An unstable twofold star framework seems to change its conduct quickly and erratically like an inestimable story of Dr. Jekyll and Mr. Hyde.
This outstanding team, known as Terzan 5 CX1, lies around 19,000 light-years from Earth in a thick assortment of stars, or globular bunch, called Terzan 5. The pair comprises of a neutron star — a very thick leftover of a supernova blast — and a littler, sunlike star.
Utilizing NASA’s Chandra X-beam Observatory and the National Science Foundation’s Karl F. Jansky Very Large Array (VLA), space experts found that this twofold star framework switches between two adjust personalities like clockwork.
Information gathered from over a time of perceptions show that the neutron star intently circles its lower-mass excellent friend. The heavier neutron star maneuvers material from its accomplice into an encompassing accumulation plate, which produces brilliant X-beam light distinguished by Chandra.
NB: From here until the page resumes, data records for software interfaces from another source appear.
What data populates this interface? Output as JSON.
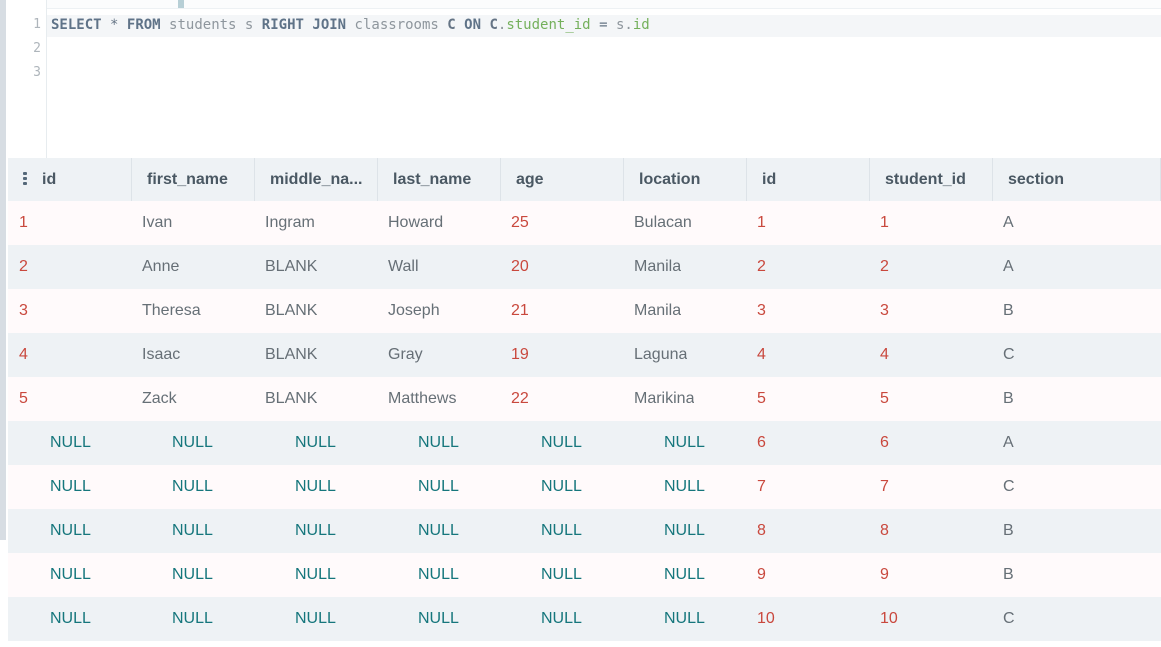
{
  "editor": {
    "line_numbers": [
      "1",
      "2",
      "3"
    ],
    "query_tokens": [
      {
        "text": "SELECT",
        "kind": "keyword"
      },
      {
        "text": " ",
        "kind": "space"
      },
      {
        "text": "*",
        "kind": "operator"
      },
      {
        "text": " ",
        "kind": "space"
      },
      {
        "text": "FROM",
        "kind": "keyword"
      },
      {
        "text": " ",
        "kind": "space"
      },
      {
        "text": "students",
        "kind": "ident"
      },
      {
        "text": " ",
        "kind": "space"
      },
      {
        "text": "s",
        "kind": "ident"
      },
      {
        "text": " ",
        "kind": "space"
      },
      {
        "text": "RIGHT",
        "kind": "keyword"
      },
      {
        "text": " ",
        "kind": "space"
      },
      {
        "text": "JOIN",
        "kind": "keyword"
      },
      {
        "text": " ",
        "kind": "space"
      },
      {
        "text": "classrooms",
        "kind": "ident"
      },
      {
        "text": " ",
        "kind": "space"
      },
      {
        "text": "C",
        "kind": "alias"
      },
      {
        "text": " ",
        "kind": "space"
      },
      {
        "text": "ON",
        "kind": "keyword"
      },
      {
        "text": " ",
        "kind": "space"
      },
      {
        "text": "C",
        "kind": "alias"
      },
      {
        "text": ".",
        "kind": "punc"
      },
      {
        "text": "student_id",
        "kind": "field"
      },
      {
        "text": " ",
        "kind": "space"
      },
      {
        "text": "=",
        "kind": "operator"
      },
      {
        "text": " ",
        "kind": "space"
      },
      {
        "text": "s",
        "kind": "ident"
      },
      {
        "text": ".",
        "kind": "punc"
      },
      {
        "text": "id",
        "kind": "field"
      }
    ]
  },
  "results": {
    "columns": [
      "id",
      "first_name",
      "middle_na...",
      "last_name",
      "age",
      "location",
      "id",
      "student_id",
      "section"
    ],
    "column_icon": "column-grip-icon",
    "rows": [
      [
        {
          "text": "1",
          "kind": "num"
        },
        {
          "text": "Ivan",
          "kind": "txt"
        },
        {
          "text": "Ingram",
          "kind": "txt"
        },
        {
          "text": "Howard",
          "kind": "txt"
        },
        {
          "text": "25",
          "kind": "num"
        },
        {
          "text": "Bulacan",
          "kind": "txt"
        },
        {
          "text": "1",
          "kind": "num"
        },
        {
          "text": "1",
          "kind": "num"
        },
        {
          "text": "A",
          "kind": "txt"
        }
      ],
      [
        {
          "text": "2",
          "kind": "num"
        },
        {
          "text": "Anne",
          "kind": "txt"
        },
        {
          "text": "BLANK",
          "kind": "txt"
        },
        {
          "text": "Wall",
          "kind": "txt"
        },
        {
          "text": "20",
          "kind": "num"
        },
        {
          "text": "Manila",
          "kind": "txt"
        },
        {
          "text": "2",
          "kind": "num"
        },
        {
          "text": "2",
          "kind": "num"
        },
        {
          "text": "A",
          "kind": "txt"
        }
      ],
      [
        {
          "text": "3",
          "kind": "num"
        },
        {
          "text": "Theresa",
          "kind": "txt"
        },
        {
          "text": "BLANK",
          "kind": "txt"
        },
        {
          "text": "Joseph",
          "kind": "txt"
        },
        {
          "text": "21",
          "kind": "num"
        },
        {
          "text": "Manila",
          "kind": "txt"
        },
        {
          "text": "3",
          "kind": "num"
        },
        {
          "text": "3",
          "kind": "num"
        },
        {
          "text": "B",
          "kind": "txt"
        }
      ],
      [
        {
          "text": "4",
          "kind": "num"
        },
        {
          "text": "Isaac",
          "kind": "txt"
        },
        {
          "text": "BLANK",
          "kind": "txt"
        },
        {
          "text": "Gray",
          "kind": "txt"
        },
        {
          "text": "19",
          "kind": "num"
        },
        {
          "text": "Laguna",
          "kind": "txt"
        },
        {
          "text": "4",
          "kind": "num"
        },
        {
          "text": "4",
          "kind": "num"
        },
        {
          "text": "C",
          "kind": "txt"
        }
      ],
      [
        {
          "text": "5",
          "kind": "num"
        },
        {
          "text": "Zack",
          "kind": "txt"
        },
        {
          "text": "BLANK",
          "kind": "txt"
        },
        {
          "text": "Matthews",
          "kind": "txt"
        },
        {
          "text": "22",
          "kind": "num"
        },
        {
          "text": "Marikina",
          "kind": "txt"
        },
        {
          "text": "5",
          "kind": "num"
        },
        {
          "text": "5",
          "kind": "num"
        },
        {
          "text": "B",
          "kind": "txt"
        }
      ],
      [
        {
          "text": "NULL",
          "kind": "null"
        },
        {
          "text": "NULL",
          "kind": "null"
        },
        {
          "text": "NULL",
          "kind": "null"
        },
        {
          "text": "NULL",
          "kind": "null"
        },
        {
          "text": "NULL",
          "kind": "null"
        },
        {
          "text": "NULL",
          "kind": "null"
        },
        {
          "text": "6",
          "kind": "num"
        },
        {
          "text": "6",
          "kind": "num"
        },
        {
          "text": "A",
          "kind": "txt"
        }
      ],
      [
        {
          "text": "NULL",
          "kind": "null"
        },
        {
          "text": "NULL",
          "kind": "null"
        },
        {
          "text": "NULL",
          "kind": "null"
        },
        {
          "text": "NULL",
          "kind": "null"
        },
        {
          "text": "NULL",
          "kind": "null"
        },
        {
          "text": "NULL",
          "kind": "null"
        },
        {
          "text": "7",
          "kind": "num"
        },
        {
          "text": "7",
          "kind": "num"
        },
        {
          "text": "C",
          "kind": "txt"
        }
      ],
      [
        {
          "text": "NULL",
          "kind": "null"
        },
        {
          "text": "NULL",
          "kind": "null"
        },
        {
          "text": "NULL",
          "kind": "null"
        },
        {
          "text": "NULL",
          "kind": "null"
        },
        {
          "text": "NULL",
          "kind": "null"
        },
        {
          "text": "NULL",
          "kind": "null"
        },
        {
          "text": "8",
          "kind": "num"
        },
        {
          "text": "8",
          "kind": "num"
        },
        {
          "text": "B",
          "kind": "txt"
        }
      ],
      [
        {
          "text": "NULL",
          "kind": "null"
        },
        {
          "text": "NULL",
          "kind": "null"
        },
        {
          "text": "NULL",
          "kind": "null"
        },
        {
          "text": "NULL",
          "kind": "null"
        },
        {
          "text": "NULL",
          "kind": "null"
        },
        {
          "text": "NULL",
          "kind": "null"
        },
        {
          "text": "9",
          "kind": "num"
        },
        {
          "text": "9",
          "kind": "num"
        },
        {
          "text": "B",
          "kind": "txt"
        }
      ],
      [
        {
          "text": "NULL",
          "kind": "null"
        },
        {
          "text": "NULL",
          "kind": "null"
        },
        {
          "text": "NULL",
          "kind": "null"
        },
        {
          "text": "NULL",
          "kind": "null"
        },
        {
          "text": "NULL",
          "kind": "null"
        },
        {
          "text": "NULL",
          "kind": "null"
        },
        {
          "text": "10",
          "kind": "num"
        },
        {
          "text": "10",
          "kind": "num"
        },
        {
          "text": "C",
          "kind": "txt"
        }
      ]
    ]
  },
  "colors": {
    "editor_keyword": "#5f7388",
    "editor_field": "#74b05b",
    "numeric": "#c9483d",
    "null_value": "#15767c",
    "text_value": "#666f76",
    "header_background": "#eef2f5"
  }
}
At this stage, the outstanding couple is alluded to as a low-mass X-beam paired. Be that as it may, as circling material in the accumulation plate spirals toward the neutron star, it pivots quicker and changes into what is known as a millisecond pulsar star, which emanates beats of radio waves recognized by the VLA. Following a couple of years, the excellent team seems to come back to its unique state.
“The neutron star can spin faster and faster until the roughly 10-mile-wide sphere, packed with more mass than the sun, is rotating hundreds of times per second,” NASA officials said in a statement.
“Eventually, the transfer of matter slows down and the remaining material is swept away by the whirling magnetic field of the neutron star, which becomes a millisecond pulsar.”
The information uncovered that the stars’ conduct changed through the span of just several years. Chandra perceptions from 2003 caught splendid X-beam discharges, demonstrating that Terzan 5 CX1 was carrying on like a low-mass X-beam twofold.
In any case, Chandra information taken from 2009 to 2014 show that Terzan 5 CX1 was multiple times fainter in X-beams. In the mean time, the VLA likewise recorded radio waves from Terzan 5 CX1 in 2012 and 2014, proposing the excellent team changed into a millisecond pulsar and was blowing material out into space.
When Chandra watched Terzan 5 CX1 again in 2016, the stars had just come back to acting like a low-mass X-beam parallel, emanating more splendid X-beams. This kind of conduct is infrequently found in twofold star frameworks.
Regularly it takes a few billion years for a low-mass X-beam parallel to develop into a millisecond pulsar, as indicated by the announcement.
Extra perceptions utilizing both the Chandra X-beam Observatory and VLA are expected to affirm the example of “Jekyll and Hyde” conduct showed by Terzan 5 CX1. Considering this paired framework gives knowledge on character evolving stars, as just three have been recognized to date.
Disclaimer: The views, suggestions, and opinions expressed here are the sole responsibility of the experts. No The Daily News Journal journalist was involved in the writing and production of this article.